Remembering 9/11 and Thomas Gardner Firefighter FDNY

by Adam Leiter | Sep. 11, 2009

The best way for me to remember 9/11 is to remind everyone of my friend FDNY Firefighter Tommy Gardner, lost in the South Tower on 9/11/01.

He and I were in first grade class together at PS 107 in 1968, in Flushing, Queens, NY. We were in every grade and school together until we graduated high school in 1980. He joined FDNY in 1982. He was in several FDNY units, the last being Hazmat 1. [Read more…]


Reader comments on my review of “Epidemic: Teen Sex is Killing our Kids”

I was doing some research and came across your review of Meg Meeker’s Epidemic: Teen Sex Is Killing Our Kids. Your advice to parents that they “should listen to the music their children hear, watch the same television shows, read the same magazines, and rent the same movies” is essential.

I would add one more thing. READ THE BOOKS YOUR TEEN IS CHECKING OUT OF THE PUBLIC AND SCHOOL LIBRARIES. The number of books classified as “young adult” that are filled with explicit sexual descriptions of oral sex, homosexual sex, sex between teens and adults, sex between children, lewd and vulgar language, profanity, sexual violence, etc. is staggering.
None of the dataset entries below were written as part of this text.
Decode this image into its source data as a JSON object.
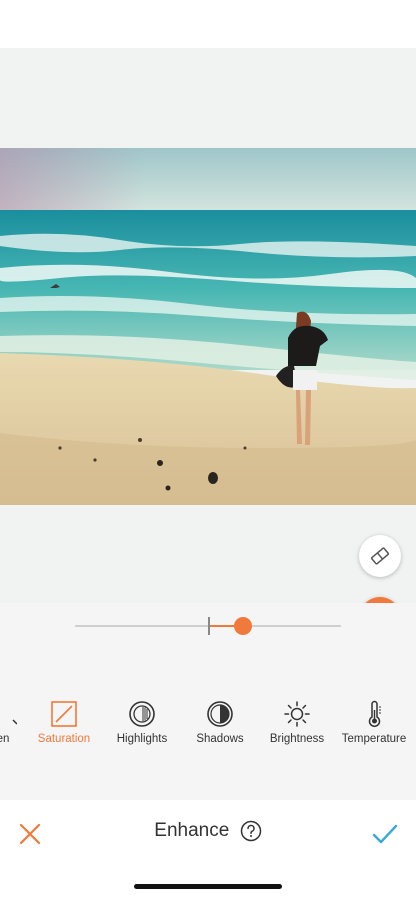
{
  "toolbar": {
    "title": "Enhance",
    "help_icon": "question-circle-icon",
    "close_icon": "close-x-icon",
    "confirm_icon": "checkmark-icon"
  },
  "adjustment": {
    "value_fraction": 0.13
  },
  "tools": [
    {
      "label": "en",
      "icon": "partial-tool-icon",
      "active": false
    },
    {
      "label": "Saturation",
      "icon": "saturation-icon",
      "active": true
    },
    {
      "label": "Highlights",
      "icon": "highlights-icon",
      "active": false
    },
    {
      "label": "Shadows",
      "icon": "shadows-icon",
      "active": false
    },
    {
      "label": "Brightness",
      "icon": "sun-icon",
      "active": false
    },
    {
      "label": "Temperature",
      "icon": "thermometer-icon",
      "active": false
    }
  ],
  "canvas_buttons": {
    "eraser_icon": "eraser-icon",
    "compare_icon": "compare-icon"
  },
  "colors": {
    "accent": "#f07a3b",
    "checkmark": "#3aa8dc",
    "text": "#333333",
    "panel": "#f5f5f5"
  }
}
There are two websites that are detailing some of this information for parents: and We need to get the word out. Thanks.


A reader writes…

Creating enclaves in which the law does not operate or carving holes in civilization.

A theme that someone should explore and properly develop:

Traditional Anglo-American law (pre-1960’s) deferred to the traditional Judeo-Christian family. By “deferred” I mean that the public law, in effect, stopped at the borders of the traditional family. It was if the family was an island while the public law was like waves lapping up on its beaches, its outer perimeter. Public law declared that the minors were directly under the governance of the biological parents. Women, to some extent, were under the governance of men. The extent to which women were under the governance of men has been exaggerated but the approach can fairly be described as patriarchal. In order to intervene between parent and child, even for the benign purpose of protecting an innocent child from an abusive parent, meant that a very high legal barrier had to be overcome. The severity of these laws sometimes resulted in the injustice of a innocent child beaten by an abusive parent. The suffering of some women and children under at the hands of a violent
fathers was exposed by the women’s movement in the 1960’s and attitudes about intervening inside the family unit slowly changed.

Note that the goal of the pro-abortionists is to create another island which is free of publicly created law-that island is the woman’s body. Just as a woman or child might be nearly helpless against the mistreatment of an abusive father, so the unborn child is helpless against what has to be called an abusive mother. As medical science advances and we know more about the full humanity of the unborn child, abortion becomes more and more clearly unthinkable. Abortion in a country where many married couples long for the opportunity to adopt is truly tragic.

Note, I am not trained as a theologian, but, the scene in the New Testament where the pregnant mother of John the Baptist mets Mary and the unborn John the Baptist reacts at the presence of Mary who is pregant with the Christ child must demonstrate the sinfulness of abortion for any believing Christian. Clearly unborn children are full human beings with their own unique identity.


A reader writes….

Shannen Coffin’s article on “selective reduction” was more than slightly chilling. What will the mother tell her remaining child – you can see I love you because I chose to not to kill you even though I killed your two other siblings? This is not a mother, this is a monster! A amoral modern liberal monster, to be sure, but a monster nevertheless. This hits me a time when I am celebrating the birth of my latest grandson to a loving and grateful mother. She is 38 years old and felt the ticking of a biological clock. Inconvenient, to be sure; but a joyful and wonderful inconvenience. However, we are a close family who takes up the slack for each other. We welcomes any child as a gift from God, not as a potentially reducible annoyance. The oldest grandson greeted his brother by announcing with pride “My Baby!” He is, of course, right!